Collected data entries:
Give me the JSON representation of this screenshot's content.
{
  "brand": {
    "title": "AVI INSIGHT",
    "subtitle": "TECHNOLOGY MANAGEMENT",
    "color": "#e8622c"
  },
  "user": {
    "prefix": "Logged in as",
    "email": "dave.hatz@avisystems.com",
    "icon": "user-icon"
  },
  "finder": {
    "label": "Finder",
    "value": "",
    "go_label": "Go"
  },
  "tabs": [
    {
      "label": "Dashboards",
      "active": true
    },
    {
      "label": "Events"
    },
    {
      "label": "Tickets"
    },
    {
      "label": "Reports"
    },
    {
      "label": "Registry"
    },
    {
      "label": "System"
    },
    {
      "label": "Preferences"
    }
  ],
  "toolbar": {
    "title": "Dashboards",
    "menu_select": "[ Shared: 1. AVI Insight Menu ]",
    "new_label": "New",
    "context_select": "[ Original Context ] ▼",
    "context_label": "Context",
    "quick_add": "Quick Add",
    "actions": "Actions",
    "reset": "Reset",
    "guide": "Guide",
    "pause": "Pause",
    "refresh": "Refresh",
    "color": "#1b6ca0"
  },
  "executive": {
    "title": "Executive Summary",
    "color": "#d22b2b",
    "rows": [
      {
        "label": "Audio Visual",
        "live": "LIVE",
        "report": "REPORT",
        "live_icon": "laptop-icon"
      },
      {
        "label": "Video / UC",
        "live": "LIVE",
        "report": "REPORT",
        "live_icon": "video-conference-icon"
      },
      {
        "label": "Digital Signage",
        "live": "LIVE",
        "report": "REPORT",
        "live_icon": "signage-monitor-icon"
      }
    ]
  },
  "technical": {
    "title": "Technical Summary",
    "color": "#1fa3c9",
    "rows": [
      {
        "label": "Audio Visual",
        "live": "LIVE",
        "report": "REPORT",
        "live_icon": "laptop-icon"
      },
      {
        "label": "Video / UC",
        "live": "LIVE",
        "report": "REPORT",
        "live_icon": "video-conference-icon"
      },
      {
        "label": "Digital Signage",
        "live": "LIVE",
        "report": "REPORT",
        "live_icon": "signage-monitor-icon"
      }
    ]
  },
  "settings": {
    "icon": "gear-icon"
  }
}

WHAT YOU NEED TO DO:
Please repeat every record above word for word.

EXERCISE RESULT:
Give me the JSON representation of this screenshot's content.
{
  "brand": {
    "title": "AVI INSIGHT",
    "subtitle": "TECHNOLOGY MANAGEMENT",
    "color": "#e8622c"
  },
  "user": {
    "prefix": "Logged in as",
    "email": "dave.hatz@avisystems.com",
    "icon": "user-icon"
  },
  "finder": {
    "label": "Finder",
    "value": "",
    "go_label": "Go"
  },
  "tabs": [
    {
      "label": "Dashboards",
      "active": true
    },
    {
      "label": "Events"
    },
    {
      "label": "Tickets"
    },
    {
      "label": "Reports"
    },
    {
      "label": "Registry"
    },
    {
      "label": "System"
    },
    {
      "label": "Preferences"
    }
  ],
  "toolbar": {
    "title": "Dashboards",
    "menu_select": "[ Shared: 1. AVI Insight Menu ]",
    "new_label": "New",
    "context_select": "[ Original Context ] ▼",
    "context_label": "Context",
    "quick_add": "Quick Add",
    "actions": "Actions",
    "reset": "Reset",
    "guide": "Guide",
    "pause": "Pause",
    "refresh": "Refresh",
    "color": "#1b6ca0"
  },
  "executive": {
    "title": "Executive Summary",
    "color": "#d22b2b",
    "rows": [
      {
        "label": "Audio Visual",
        "live": "LIVE",
        "report": "REPORT",
        "live_icon": "laptop-icon"
      },
      {
        "label": "Video / UC",
        "live": "LIVE",
        "report": "REPORT",
        "live_icon": "video-conference-icon"
      },
      {
        "label": "Digital Signage",
        "live": "LIVE",
        "report": "REPORT",
        "live_icon": "signage-monitor-icon"
      }
    ]
  },
  "technical": {
    "title": "Technical Summary",
    "color": "#1fa3c9",
    "rows": [
      {
        "label": "Audio Visual",
        "live": "LIVE",
        "report": "REPORT",
        "live_icon": "laptop-icon"
      },
      {
        "label": "Video / UC",
        "live": "LIVE",
        "report": "REPORT",
        "live_icon": "video-conference-icon"
      },
      {
        "label": "Digital Signage",
        "live": "LIVE",
        "report": "REPORT",
        "live_icon": "signage-monitor-icon"
      }
    ]
  },
  "settings": {
    "icon": "gear-icon"
  }
}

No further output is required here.